Records shown —
►
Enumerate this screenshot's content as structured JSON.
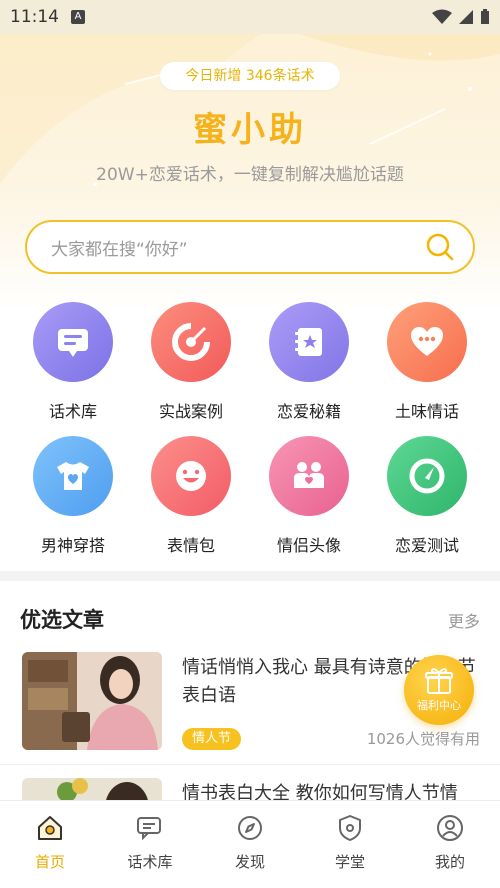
{
  "status_bar": {
    "time": "11:14",
    "notif_glyph": "A"
  },
  "hero": {
    "pill": "今日新增 346条话术",
    "brand": "蜜小助",
    "tagline": "20W+恋爱话术，一键复制解决尴尬话题"
  },
  "search": {
    "placeholder": "大家都在搜“你好”"
  },
  "grid": [
    {
      "label": "话术库",
      "icon": "message-icon",
      "color": "#8c84ee"
    },
    {
      "label": "实战案例",
      "icon": "target-icon",
      "color": "#f56c6c"
    },
    {
      "label": "恋爱秘籍",
      "icon": "book-star-icon",
      "color": "#9b8bee"
    },
    {
      "label": "土味情话",
      "icon": "heart-chat-icon",
      "color": "#fb8a63"
    },
    {
      "label": "男神穿搭",
      "icon": "tshirt-icon",
      "color": "#66b0f5"
    },
    {
      "label": "表情包",
      "icon": "smile-icon",
      "color": "#f7767a"
    },
    {
      "label": "情侣头像",
      "icon": "couple-icon",
      "color": "#f07aa0"
    },
    {
      "label": "恋爱测试",
      "icon": "gauge-icon",
      "color": "#3ec77f"
    }
  ],
  "articles_section": {
    "title": "优选文章",
    "more": "更多"
  },
  "articles": [
    {
      "title": "情话悄悄入我心 最具有诗意的情人节表白语",
      "tag": "情人节",
      "likes": "1026人觉得有用"
    },
    {
      "title": "情书表白大全 教你如何写情人节情"
    }
  ],
  "float_badge": {
    "label": "福利中心"
  },
  "tabs": [
    {
      "label": "首页",
      "icon": "home-icon",
      "active": true
    },
    {
      "label": "话术库",
      "icon": "chat-icon",
      "active": false
    },
    {
      "label": "发现",
      "icon": "compass-icon",
      "active": false
    },
    {
      "label": "学堂",
      "icon": "shield-icon",
      "active": false
    },
    {
      "label": "我的",
      "icon": "user-icon",
      "active": false
    }
  ],
  "colors": {
    "accent": "#f5b21a",
    "search_border": "#f2c02a",
    "tag": "#f7c21f"
  }
}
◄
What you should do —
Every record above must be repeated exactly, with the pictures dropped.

Exercise response —
Enumerate this screenshot's content as structured JSON.
{
  "status_bar": {
    "time": "11:14",
    "notif_glyph": "A"
  },
  "hero": {
    "pill": "今日新增 346条话术",
    "brand": "蜜小助",
    "tagline": "20W+恋爱话术，一键复制解决尴尬话题"
  },
  "search": {
    "placeholder": "大家都在搜“你好”"
  },
  "grid": [
    {
      "label": "话术库",
      "icon": "message-icon",
      "color": "#8c84ee"
    },
    {
      "label": "实战案例",
      "icon": "target-icon",
      "color": "#f56c6c"
    },
    {
      "label": "恋爱秘籍",
      "icon": "book-star-icon",
      "color": "#9b8bee"
    },
    {
      "label": "土味情话",
      "icon": "heart-chat-icon",
      "color": "#fb8a63"
    },
    {
      "label": "男神穿搭",
      "icon": "tshirt-icon",
      "color": "#66b0f5"
    },
    {
      "label": "表情包",
      "icon": "smile-icon",
      "color": "#f7767a"
    },
    {
      "label": "情侣头像",
      "icon": "couple-icon",
      "color": "#f07aa0"
    },
    {
      "label": "恋爱测试",
      "icon": "gauge-icon",
      "color": "#3ec77f"
    }
  ],
  "articles_section": {
    "title": "优选文章",
    "more": "更多"
  },
  "articles": [
    {
      "title": "情话悄悄入我心 最具有诗意的情人节表白语",
      "tag": "情人节",
      "likes": "1026人觉得有用"
    },
    {
      "title": "情书表白大全 教你如何写情人节情"
    }
  ],
  "float_badge": {
    "label": "福利中心"
  },
  "tabs": [
    {
      "label": "首页",
      "icon": "home-icon",
      "active": true
    },
    {
      "label": "话术库",
      "icon": "chat-icon",
      "active": false
    },
    {
      "label": "发现",
      "icon": "compass-icon",
      "active": false
    },
    {
      "label": "学堂",
      "icon": "shield-icon",
      "active": false
    },
    {
      "label": "我的",
      "icon": "user-icon",
      "active": false
    }
  ],
  "colors": {
    "accent": "#f5b21a",
    "search_border": "#f2c02a",
    "tag": "#f7c21f"
  }
}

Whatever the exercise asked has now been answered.